Date: Monday, December 9th
Time: 3:00 pm 
Location: Goodwin Hall, Room 536

Supervisor: David Skillicorn QSC
Examiners: Steven Ding QSC, and Thomas Dean ECE
Chair: Randy Ellis QSC

Behavioral Modelling from Encrypted Remote Desktop Protocol Network Traffic


Traditional traffic monitoring relies on availability of unencrypted payload data inside of network packets, on which pattern match analysis is performed. With the growth in network traffic encryption, user behavioral monitoring has been severely hindered. Therefore, alternative methods are explored, such as machine learning for encrypted traffic classification which does not require decryption prior to analysis.
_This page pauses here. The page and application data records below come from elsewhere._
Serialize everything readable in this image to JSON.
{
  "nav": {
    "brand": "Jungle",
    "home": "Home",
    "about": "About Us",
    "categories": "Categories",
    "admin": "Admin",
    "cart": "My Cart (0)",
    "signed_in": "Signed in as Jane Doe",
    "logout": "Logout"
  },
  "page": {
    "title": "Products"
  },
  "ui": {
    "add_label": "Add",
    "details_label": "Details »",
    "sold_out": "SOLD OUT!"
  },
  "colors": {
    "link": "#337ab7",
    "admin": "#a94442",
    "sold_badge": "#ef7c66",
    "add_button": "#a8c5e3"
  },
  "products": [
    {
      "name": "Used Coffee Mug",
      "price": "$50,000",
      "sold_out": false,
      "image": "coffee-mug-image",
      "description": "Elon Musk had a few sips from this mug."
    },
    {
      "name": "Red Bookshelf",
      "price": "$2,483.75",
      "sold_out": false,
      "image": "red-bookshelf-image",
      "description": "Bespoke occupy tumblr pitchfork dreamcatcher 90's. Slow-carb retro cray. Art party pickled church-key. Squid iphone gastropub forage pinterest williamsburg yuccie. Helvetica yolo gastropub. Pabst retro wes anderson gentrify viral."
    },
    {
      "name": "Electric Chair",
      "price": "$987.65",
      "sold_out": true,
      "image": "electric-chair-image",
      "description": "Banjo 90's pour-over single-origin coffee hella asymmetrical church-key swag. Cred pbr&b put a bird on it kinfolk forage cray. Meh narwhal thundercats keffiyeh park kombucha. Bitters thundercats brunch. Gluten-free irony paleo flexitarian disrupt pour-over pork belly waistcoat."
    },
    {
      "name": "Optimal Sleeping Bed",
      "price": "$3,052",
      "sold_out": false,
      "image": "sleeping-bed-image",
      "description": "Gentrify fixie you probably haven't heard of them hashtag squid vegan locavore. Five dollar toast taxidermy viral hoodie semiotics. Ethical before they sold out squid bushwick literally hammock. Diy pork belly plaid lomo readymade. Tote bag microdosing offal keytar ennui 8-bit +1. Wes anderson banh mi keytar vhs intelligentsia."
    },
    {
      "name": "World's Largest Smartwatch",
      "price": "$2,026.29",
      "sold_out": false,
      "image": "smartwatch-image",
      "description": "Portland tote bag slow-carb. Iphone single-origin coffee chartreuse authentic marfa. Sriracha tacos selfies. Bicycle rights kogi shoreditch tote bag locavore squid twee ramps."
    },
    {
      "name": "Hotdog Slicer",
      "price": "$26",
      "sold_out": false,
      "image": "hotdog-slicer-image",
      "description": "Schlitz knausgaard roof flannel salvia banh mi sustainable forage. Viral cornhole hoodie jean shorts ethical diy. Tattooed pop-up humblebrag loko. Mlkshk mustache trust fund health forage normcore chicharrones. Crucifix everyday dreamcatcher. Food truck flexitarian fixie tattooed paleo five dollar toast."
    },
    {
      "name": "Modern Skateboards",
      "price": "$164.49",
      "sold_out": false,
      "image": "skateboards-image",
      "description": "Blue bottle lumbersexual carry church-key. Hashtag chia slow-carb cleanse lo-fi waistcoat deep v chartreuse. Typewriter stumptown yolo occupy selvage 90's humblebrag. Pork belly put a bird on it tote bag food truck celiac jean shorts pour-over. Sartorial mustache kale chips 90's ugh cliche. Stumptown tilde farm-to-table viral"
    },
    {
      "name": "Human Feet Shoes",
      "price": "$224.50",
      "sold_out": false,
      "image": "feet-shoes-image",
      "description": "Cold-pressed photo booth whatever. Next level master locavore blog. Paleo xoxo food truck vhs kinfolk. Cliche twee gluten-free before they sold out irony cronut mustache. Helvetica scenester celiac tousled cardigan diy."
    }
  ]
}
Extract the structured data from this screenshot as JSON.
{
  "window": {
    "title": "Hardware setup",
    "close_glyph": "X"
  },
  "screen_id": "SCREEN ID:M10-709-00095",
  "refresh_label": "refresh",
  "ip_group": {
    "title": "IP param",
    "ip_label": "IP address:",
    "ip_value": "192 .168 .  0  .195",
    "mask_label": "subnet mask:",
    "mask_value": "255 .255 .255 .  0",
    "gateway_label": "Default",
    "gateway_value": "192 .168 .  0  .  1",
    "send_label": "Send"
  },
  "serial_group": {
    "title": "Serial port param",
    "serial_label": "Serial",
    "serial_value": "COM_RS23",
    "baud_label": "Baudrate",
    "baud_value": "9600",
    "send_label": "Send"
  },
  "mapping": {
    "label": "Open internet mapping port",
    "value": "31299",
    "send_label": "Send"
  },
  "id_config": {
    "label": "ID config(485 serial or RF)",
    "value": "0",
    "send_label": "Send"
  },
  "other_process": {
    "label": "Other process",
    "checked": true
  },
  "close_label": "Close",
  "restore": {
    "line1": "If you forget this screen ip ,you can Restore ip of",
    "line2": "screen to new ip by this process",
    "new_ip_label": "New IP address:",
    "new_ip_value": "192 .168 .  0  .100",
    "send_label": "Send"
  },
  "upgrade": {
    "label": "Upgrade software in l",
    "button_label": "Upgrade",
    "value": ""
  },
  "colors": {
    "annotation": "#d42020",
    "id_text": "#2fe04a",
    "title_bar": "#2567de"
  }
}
In my study, I analyze encrypted Remote Desktop Protocol traffic from behavioral perspective on a network traffic dataset I generate. I develop an ensemble classification model that performs multi-label classification for five common RDP behaviors — Download, Browsing, Notepad, YouTube and Clipboard. The task is complicated as the data samples I generate may belong to one or more classes at the same time. I use Shapley Values to determine significant features and perform classification using the following techniques: SVM, KNN, Neural Network, Decision Tree, AdaBoost, Random Forest and XGBoost. The final model achieves a cross-validated minimum Precision of 97% and a minimum Recall of 94% for each of the five behavioral classes. Finally, I discuss some of the risks to privacy associated with the statistical analysis of the Remote Desktop Protocol traffic. To the best of my knowledge, it is the first study aimed to predict user behaviors inside of encrypted Remote Desktop Protocol traffic.